HOW TO COMPLETE THIS TASK — Count every line below that holds "Internet". Number only.

RECORDS FOR PROCESSING —
*** Begin section ***
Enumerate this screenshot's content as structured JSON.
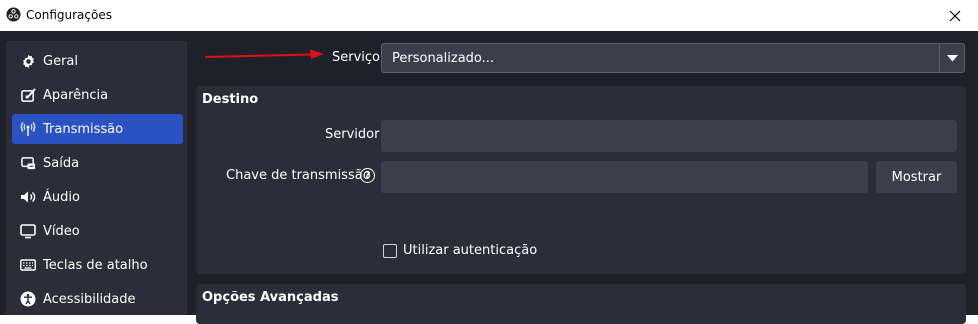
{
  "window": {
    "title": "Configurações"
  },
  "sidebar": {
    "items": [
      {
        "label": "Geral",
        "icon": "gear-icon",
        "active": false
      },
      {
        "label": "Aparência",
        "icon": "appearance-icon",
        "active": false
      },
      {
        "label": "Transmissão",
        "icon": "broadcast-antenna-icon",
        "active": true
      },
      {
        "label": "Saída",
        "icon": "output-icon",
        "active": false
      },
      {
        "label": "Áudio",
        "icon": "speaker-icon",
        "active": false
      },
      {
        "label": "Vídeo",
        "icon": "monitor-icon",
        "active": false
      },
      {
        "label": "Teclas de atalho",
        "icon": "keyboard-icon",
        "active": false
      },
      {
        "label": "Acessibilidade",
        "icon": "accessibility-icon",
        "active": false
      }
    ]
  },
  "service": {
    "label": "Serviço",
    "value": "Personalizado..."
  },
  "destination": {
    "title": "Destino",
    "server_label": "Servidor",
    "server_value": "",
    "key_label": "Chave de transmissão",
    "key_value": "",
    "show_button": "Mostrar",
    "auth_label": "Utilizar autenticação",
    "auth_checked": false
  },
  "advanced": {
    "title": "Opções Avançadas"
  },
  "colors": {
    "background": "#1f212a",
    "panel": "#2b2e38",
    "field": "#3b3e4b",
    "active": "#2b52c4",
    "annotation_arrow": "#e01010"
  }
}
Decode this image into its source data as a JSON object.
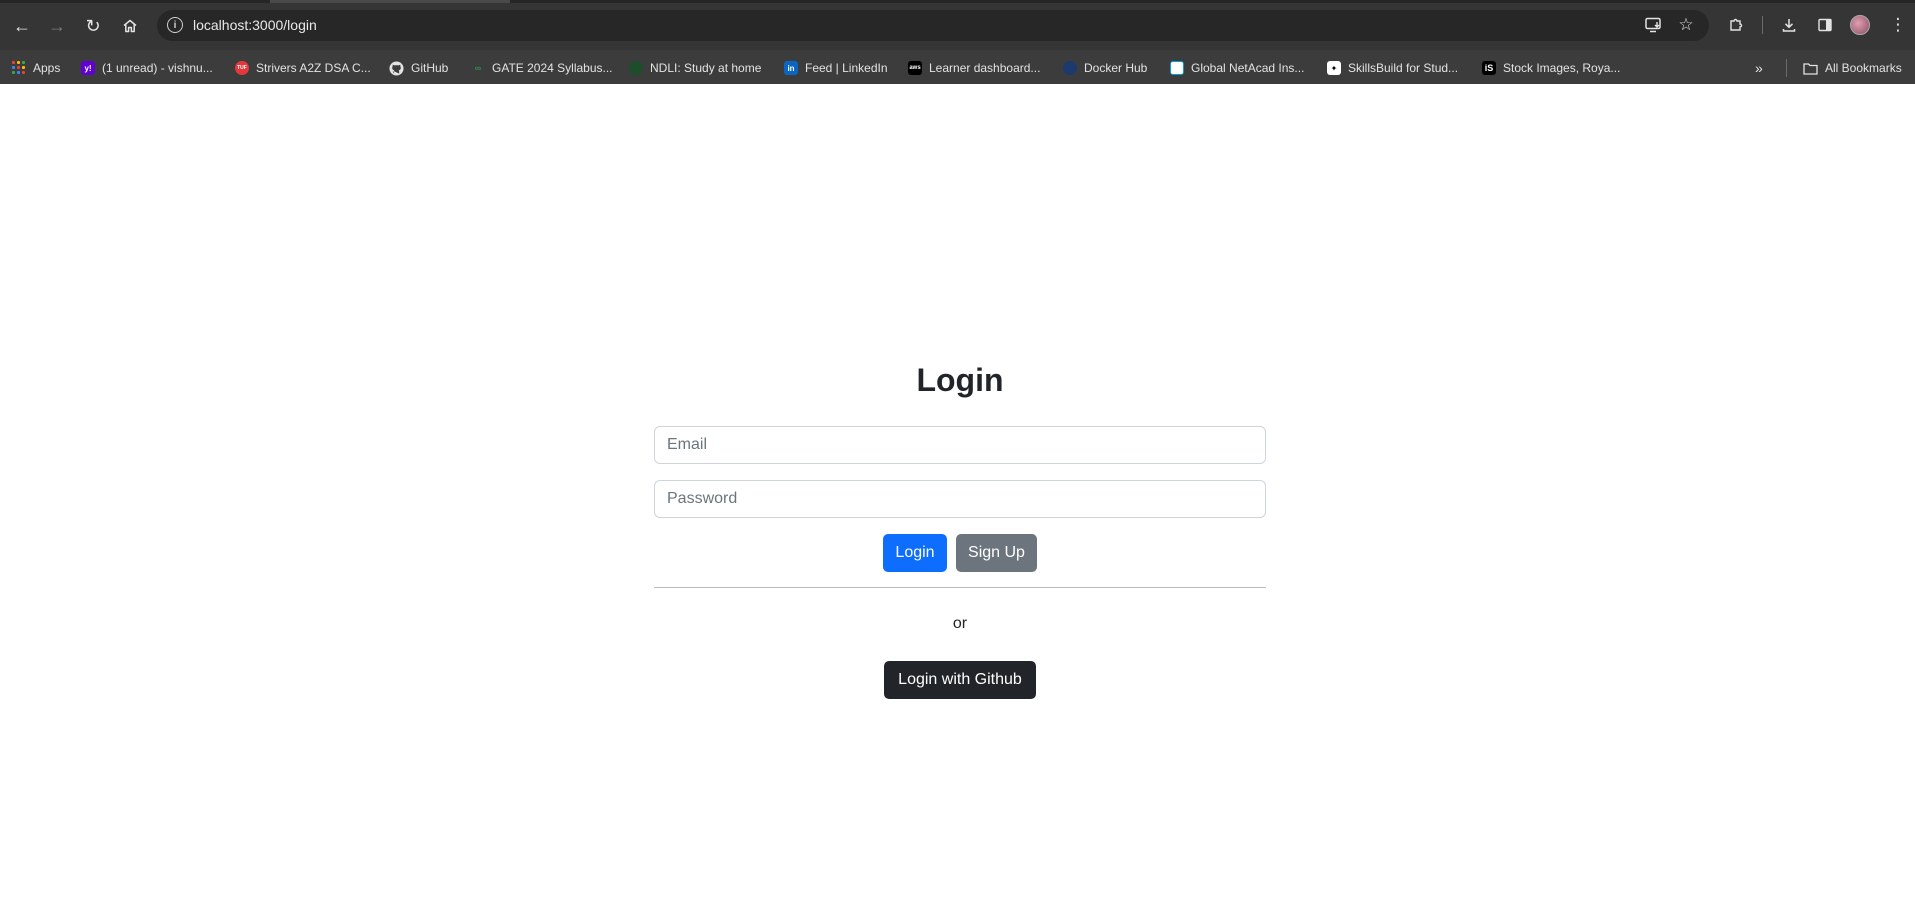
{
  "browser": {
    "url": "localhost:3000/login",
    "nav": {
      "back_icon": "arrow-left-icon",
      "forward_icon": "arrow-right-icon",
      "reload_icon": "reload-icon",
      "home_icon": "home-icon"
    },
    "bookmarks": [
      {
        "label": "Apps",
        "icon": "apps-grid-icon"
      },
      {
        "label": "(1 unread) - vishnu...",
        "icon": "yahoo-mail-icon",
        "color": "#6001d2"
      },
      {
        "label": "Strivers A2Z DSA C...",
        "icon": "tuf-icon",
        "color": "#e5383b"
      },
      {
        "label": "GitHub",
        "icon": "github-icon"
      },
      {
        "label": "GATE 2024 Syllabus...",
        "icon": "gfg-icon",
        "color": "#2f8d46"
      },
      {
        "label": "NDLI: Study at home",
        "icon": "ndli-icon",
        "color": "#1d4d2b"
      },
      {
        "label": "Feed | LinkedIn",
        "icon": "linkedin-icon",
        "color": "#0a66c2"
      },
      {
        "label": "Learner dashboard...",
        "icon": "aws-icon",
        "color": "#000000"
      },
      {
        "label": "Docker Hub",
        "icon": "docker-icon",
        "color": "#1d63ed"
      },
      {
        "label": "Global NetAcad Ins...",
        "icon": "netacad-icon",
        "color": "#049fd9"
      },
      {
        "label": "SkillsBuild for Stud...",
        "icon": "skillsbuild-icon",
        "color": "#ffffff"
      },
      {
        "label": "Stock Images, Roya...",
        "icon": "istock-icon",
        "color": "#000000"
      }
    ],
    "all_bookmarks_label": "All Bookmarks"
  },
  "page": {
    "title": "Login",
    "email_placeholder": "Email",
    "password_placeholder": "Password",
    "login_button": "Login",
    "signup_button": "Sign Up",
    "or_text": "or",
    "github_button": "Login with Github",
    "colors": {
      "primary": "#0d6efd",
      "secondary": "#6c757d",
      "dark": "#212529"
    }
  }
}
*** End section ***
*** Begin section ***
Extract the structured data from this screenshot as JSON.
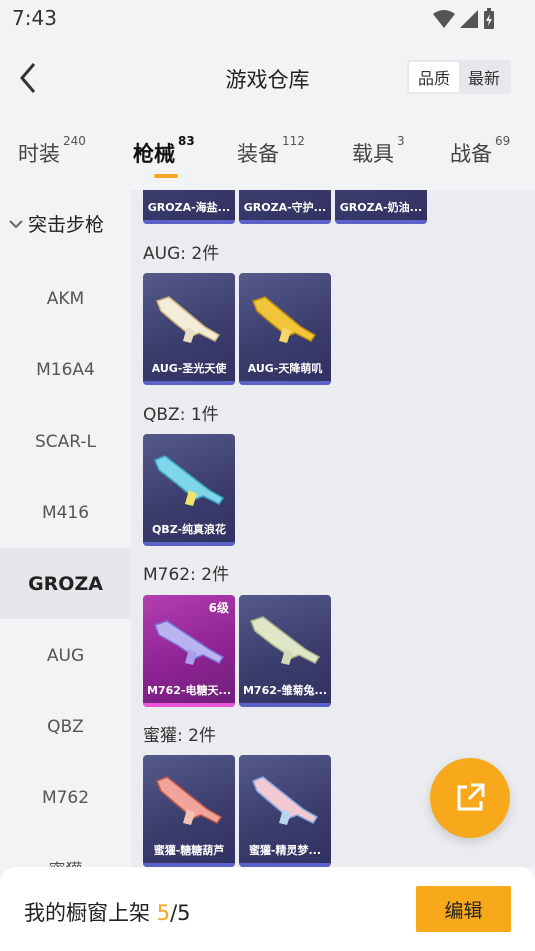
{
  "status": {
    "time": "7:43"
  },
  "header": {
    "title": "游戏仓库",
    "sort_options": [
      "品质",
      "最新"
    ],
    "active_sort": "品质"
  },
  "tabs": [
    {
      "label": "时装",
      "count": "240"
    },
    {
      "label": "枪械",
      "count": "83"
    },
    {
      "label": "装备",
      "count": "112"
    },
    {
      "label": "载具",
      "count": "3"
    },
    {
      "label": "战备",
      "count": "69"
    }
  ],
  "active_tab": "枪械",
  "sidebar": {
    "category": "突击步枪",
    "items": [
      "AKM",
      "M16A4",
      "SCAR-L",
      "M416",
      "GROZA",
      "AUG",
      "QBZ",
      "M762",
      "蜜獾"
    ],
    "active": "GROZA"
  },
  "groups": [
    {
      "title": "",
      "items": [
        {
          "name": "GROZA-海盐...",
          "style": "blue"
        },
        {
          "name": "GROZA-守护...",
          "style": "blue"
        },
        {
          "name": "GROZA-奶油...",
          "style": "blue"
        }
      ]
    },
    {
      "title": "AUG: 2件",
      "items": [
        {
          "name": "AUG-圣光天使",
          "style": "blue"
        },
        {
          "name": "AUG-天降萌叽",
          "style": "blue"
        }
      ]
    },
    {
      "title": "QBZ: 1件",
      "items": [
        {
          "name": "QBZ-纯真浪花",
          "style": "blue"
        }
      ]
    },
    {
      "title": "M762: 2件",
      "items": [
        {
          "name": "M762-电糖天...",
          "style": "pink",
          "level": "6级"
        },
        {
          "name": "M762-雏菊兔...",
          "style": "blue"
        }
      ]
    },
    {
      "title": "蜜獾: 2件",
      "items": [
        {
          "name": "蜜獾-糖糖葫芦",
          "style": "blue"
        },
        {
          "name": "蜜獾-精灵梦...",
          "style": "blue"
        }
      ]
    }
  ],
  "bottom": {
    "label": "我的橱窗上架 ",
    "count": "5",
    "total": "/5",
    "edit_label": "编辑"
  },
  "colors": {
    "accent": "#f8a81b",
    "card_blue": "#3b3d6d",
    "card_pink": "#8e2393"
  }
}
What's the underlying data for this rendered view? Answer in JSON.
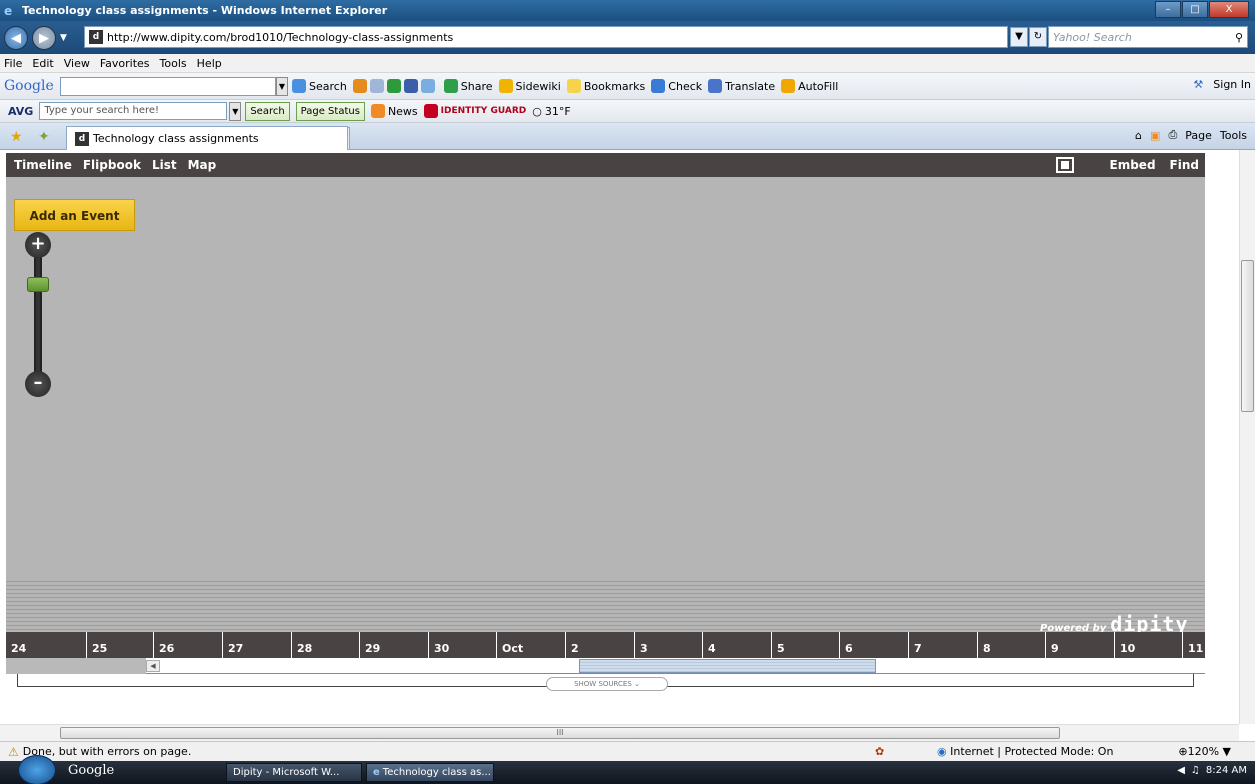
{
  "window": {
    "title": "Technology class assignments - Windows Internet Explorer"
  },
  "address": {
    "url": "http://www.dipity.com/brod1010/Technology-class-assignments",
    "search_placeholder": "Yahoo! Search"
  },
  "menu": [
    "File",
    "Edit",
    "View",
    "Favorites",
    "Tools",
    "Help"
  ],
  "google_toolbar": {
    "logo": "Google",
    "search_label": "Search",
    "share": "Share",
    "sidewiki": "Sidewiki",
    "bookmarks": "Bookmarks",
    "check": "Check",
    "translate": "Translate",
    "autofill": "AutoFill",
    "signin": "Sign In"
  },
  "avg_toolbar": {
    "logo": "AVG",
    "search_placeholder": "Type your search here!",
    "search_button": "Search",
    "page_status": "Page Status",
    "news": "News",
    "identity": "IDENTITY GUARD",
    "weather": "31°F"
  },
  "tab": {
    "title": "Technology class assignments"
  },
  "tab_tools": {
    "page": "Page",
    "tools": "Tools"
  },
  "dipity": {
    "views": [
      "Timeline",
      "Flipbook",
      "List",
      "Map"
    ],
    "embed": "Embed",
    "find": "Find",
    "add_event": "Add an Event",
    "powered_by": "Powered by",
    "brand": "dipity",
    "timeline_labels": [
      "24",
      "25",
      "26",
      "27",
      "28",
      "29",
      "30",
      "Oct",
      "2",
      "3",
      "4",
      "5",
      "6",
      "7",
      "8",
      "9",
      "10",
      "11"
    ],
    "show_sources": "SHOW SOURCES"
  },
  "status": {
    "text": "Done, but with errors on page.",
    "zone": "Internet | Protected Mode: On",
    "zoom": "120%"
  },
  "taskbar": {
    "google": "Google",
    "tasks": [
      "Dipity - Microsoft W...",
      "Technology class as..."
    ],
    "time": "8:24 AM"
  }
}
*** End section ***
SOLUTION BELOW — 2